Extracted entries >>

——

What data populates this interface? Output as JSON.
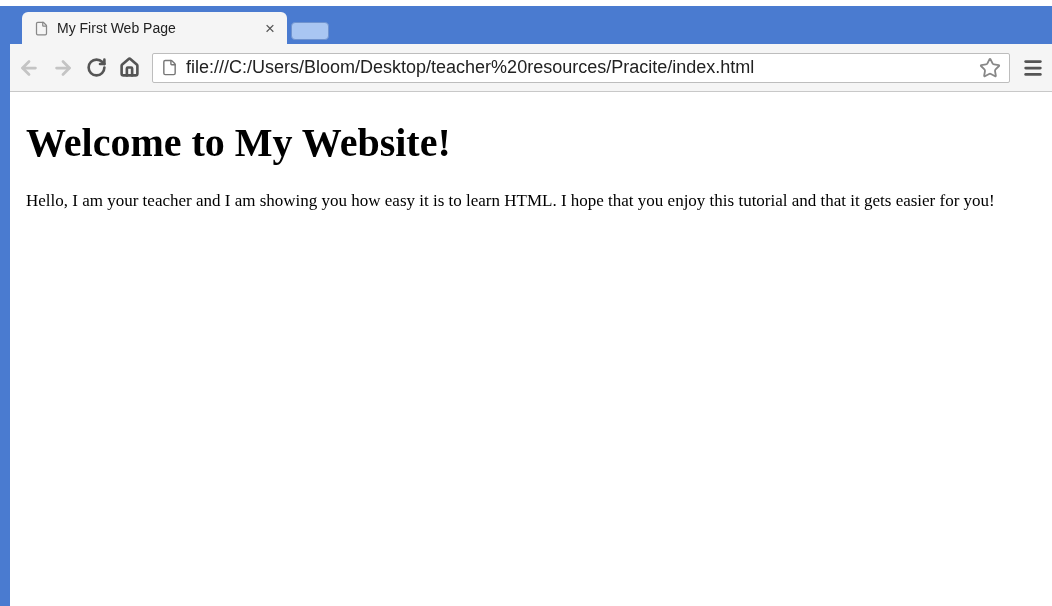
{
  "tabs": [
    {
      "title": "My First Web Page",
      "close": "×",
      "selected": true
    }
  ],
  "toolbar": {
    "back": {
      "disabled": true
    },
    "forward": {
      "disabled": true
    },
    "address": "file:///C:/Users/Bloom/Desktop/teacher%20resources/Pracite/index.html"
  },
  "page": {
    "heading": "Welcome to My Website!",
    "paragraph": "Hello, I am your teacher and I am showing you how easy it is to learn HTML. I hope that you enjoy this tutorial and that it gets easier for you!"
  }
}
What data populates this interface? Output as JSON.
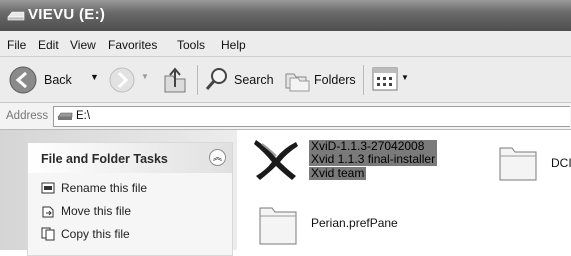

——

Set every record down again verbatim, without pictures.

Your response >>
What data populates this interface? Output as JSON.
{
  "tabs": [
    {
      "title": "My First Web Page",
      "close": "×",
      "selected": true
    }
  ],
  "toolbar": {
    "back": {
      "disabled": true
    },
    "forward": {
      "disabled": true
    },
    "address": "file:///C:/Users/Bloom/Desktop/teacher%20resources/Pracite/index.html"
  },
  "page": {
    "heading": "Welcome to My Website!",
    "paragraph": "Hello, I am your teacher and I am showing you how easy it is to learn HTML. I hope that you enjoy this tutorial and that it gets easier for you!"
  }
}
What data populates this interface? Output as JSON.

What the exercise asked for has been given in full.